[Start of Attachment]

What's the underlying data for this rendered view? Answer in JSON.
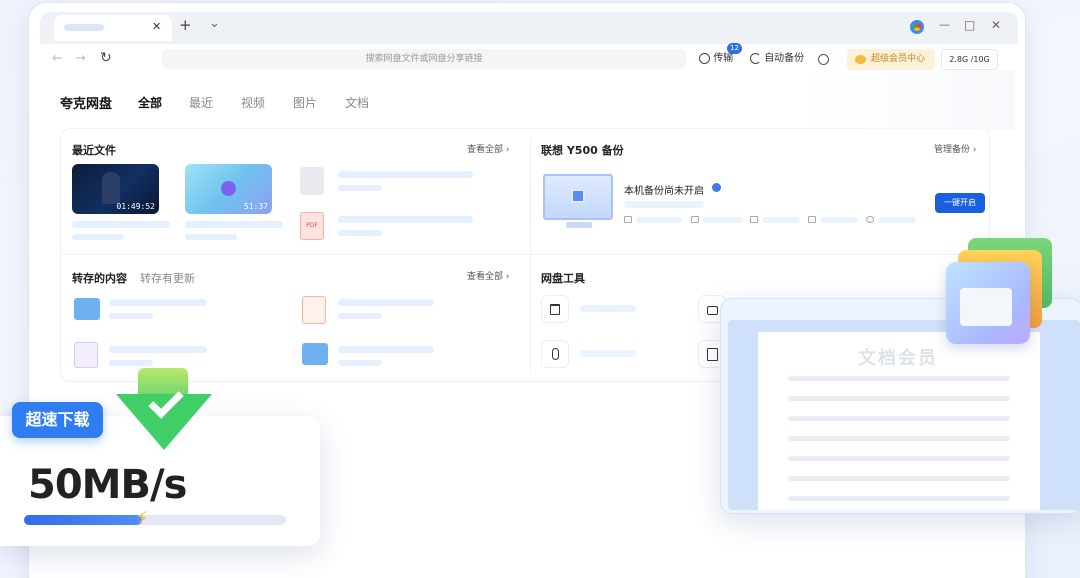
{
  "search_placeholder": "搜索网盘文件或网盘分享链接",
  "toolbar": {
    "transfer_label": "传输",
    "transfer_badge": "12",
    "backup_label": "自动备份",
    "vip_label": "超级会员中心",
    "storage": "2.8G /10G"
  },
  "tab_controls": {
    "close": "✕",
    "new_tab": "+",
    "tab_menu": "⌄"
  },
  "window_controls": {
    "minimize": "—",
    "maximize": "□",
    "close": "✕"
  },
  "nav": {
    "back": "←",
    "forward": "→",
    "refresh": "↻"
  },
  "brand": "夸克网盘",
  "categories": [
    "全部",
    "最近",
    "视频",
    "图片",
    "文档"
  ],
  "recent": {
    "title": "最近文件",
    "more": "查看全部",
    "videos": [
      {
        "duration": "01:49:52"
      },
      {
        "duration": "51:37"
      }
    ],
    "pdf_label": "PDF"
  },
  "backup": {
    "title": "联想 Y500 备份",
    "manage": "管理备份",
    "status": "本机备份尚未开启",
    "button": "一键开启"
  },
  "transfer_section": {
    "title": "转存的内容",
    "subtitle": "转存有更新",
    "more": "查看全部"
  },
  "tools": {
    "title": "网盘工具"
  },
  "speed": {
    "badge": "超速下载",
    "value": "50MB/s",
    "progress": 0.45
  },
  "doc_card": {
    "title": "文档会员"
  },
  "colors": {
    "accent": "#1a5fe0",
    "speed_badge": "#2f7df0",
    "check": "#3fcf66",
    "vip": "#c8871e"
  },
  "icons": [
    "chrome-icon",
    "transfer-icon",
    "backup-icon",
    "settings-icon",
    "vip-icon",
    "trash-icon",
    "lock-icon",
    "mic-icon",
    "pdf-convert-icon",
    "folder-icon",
    "ppt-icon",
    "book-icon",
    "windows-icon",
    "lightning-icon",
    "check-icon"
  ]
}
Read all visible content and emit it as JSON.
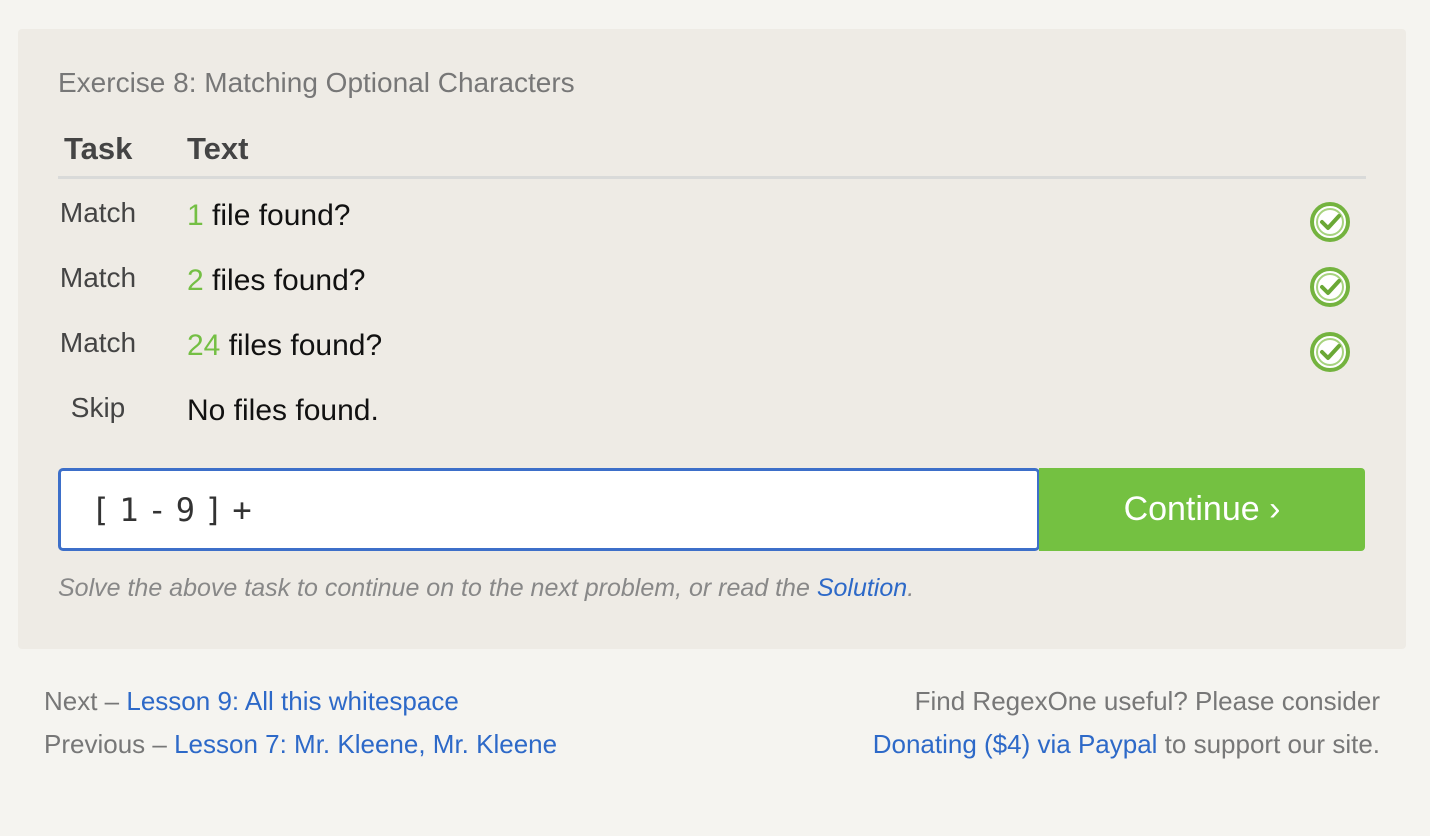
{
  "exercise": {
    "title": "Exercise 8: Matching Optional Characters",
    "headers": {
      "task": "Task",
      "text": "Text"
    },
    "rows": [
      {
        "task": "Match",
        "highlight": "1",
        "rest": " file found?",
        "status": "check-icon"
      },
      {
        "task": "Match",
        "highlight": "2",
        "rest": " files found?",
        "status": "check-icon"
      },
      {
        "task": "Match",
        "highlight": "24",
        "rest": " files found?",
        "status": "check-icon"
      },
      {
        "task": "Skip",
        "highlight": "",
        "rest": "No files found.",
        "status": ""
      }
    ],
    "input_value": "[1-9]+",
    "continue_label": "Continue ›",
    "hint_prefix": "Solve the above task to continue on to the next problem, or read the ",
    "hint_link": "Solution",
    "hint_suffix": "."
  },
  "footer": {
    "next_prefix": "Next – ",
    "next_link": "Lesson 9: All this whitespace",
    "previous_prefix": "Previous – ",
    "previous_link": "Lesson 7: Mr. Kleene, Mr. Kleene",
    "donate_line1": "Find RegexOne useful? Please consider",
    "donate_link": "Donating ($4) via Paypal",
    "donate_suffix": " to support our site."
  },
  "colors": {
    "accent_green": "#74c141",
    "link_blue": "#2d69c8",
    "input_border": "#3d6fc9"
  }
}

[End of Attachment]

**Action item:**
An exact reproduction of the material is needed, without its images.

**Answer space:**
What's the underlying data for this rendered view? Answer in JSON.
{
  "search_placeholder": "搜索网盘文件或网盘分享链接",
  "toolbar": {
    "transfer_label": "传输",
    "transfer_badge": "12",
    "backup_label": "自动备份",
    "vip_label": "超级会员中心",
    "storage": "2.8G /10G"
  },
  "tab_controls": {
    "close": "✕",
    "new_tab": "+",
    "tab_menu": "⌄"
  },
  "window_controls": {
    "minimize": "—",
    "maximize": "□",
    "close": "✕"
  },
  "nav": {
    "back": "←",
    "forward": "→",
    "refresh": "↻"
  },
  "brand": "夸克网盘",
  "categories": [
    "全部",
    "最近",
    "视频",
    "图片",
    "文档"
  ],
  "recent": {
    "title": "最近文件",
    "more": "查看全部",
    "videos": [
      {
        "duration": "01:49:52"
      },
      {
        "duration": "51:37"
      }
    ],
    "pdf_label": "PDF"
  },
  "backup": {
    "title": "联想 Y500 备份",
    "manage": "管理备份",
    "status": "本机备份尚未开启",
    "button": "一键开启"
  },
  "transfer_section": {
    "title": "转存的内容",
    "subtitle": "转存有更新",
    "more": "查看全部"
  },
  "tools": {
    "title": "网盘工具"
  },
  "speed": {
    "badge": "超速下载",
    "value": "50MB/s",
    "progress": 0.45
  },
  "doc_card": {
    "title": "文档会员"
  },
  "colors": {
    "accent": "#1a5fe0",
    "speed_badge": "#2f7df0",
    "check": "#3fcf66",
    "vip": "#c8871e"
  },
  "icons": [
    "chrome-icon",
    "transfer-icon",
    "backup-icon",
    "settings-icon",
    "vip-icon",
    "trash-icon",
    "lock-icon",
    "mic-icon",
    "pdf-convert-icon",
    "folder-icon",
    "ppt-icon",
    "book-icon",
    "windows-icon",
    "lightning-icon",
    "check-icon"
  ]
}
Read all visible content and emit it as JSON.
{
  "exercise": {
    "title": "Exercise 8: Matching Optional Characters",
    "headers": {
      "task": "Task",
      "text": "Text"
    },
    "rows": [
      {
        "task": "Match",
        "highlight": "1",
        "rest": " file found?",
        "status": "check-icon"
      },
      {
        "task": "Match",
        "highlight": "2",
        "rest": " files found?",
        "status": "check-icon"
      },
      {
        "task": "Match",
        "highlight": "24",
        "rest": " files found?",
        "status": "check-icon"
      },
      {
        "task": "Skip",
        "highlight": "",
        "rest": "No files found.",
        "status": ""
      }
    ],
    "input_value": "[1-9]+",
    "continue_label": "Continue ›",
    "hint_prefix": "Solve the above task to continue on to the next problem, or read the ",
    "hint_link": "Solution",
    "hint_suffix": "."
  },
  "footer": {
    "next_prefix": "Next – ",
    "next_link": "Lesson 9: All this whitespace",
    "previous_prefix": "Previous – ",
    "previous_link": "Lesson 7: Mr. Kleene, Mr. Kleene",
    "donate_line1": "Find RegexOne useful? Please consider",
    "donate_link": "Donating ($4) via Paypal",
    "donate_suffix": " to support our site."
  },
  "colors": {
    "accent_green": "#74c141",
    "link_blue": "#2d69c8",
    "input_border": "#3d6fc9"
  }
}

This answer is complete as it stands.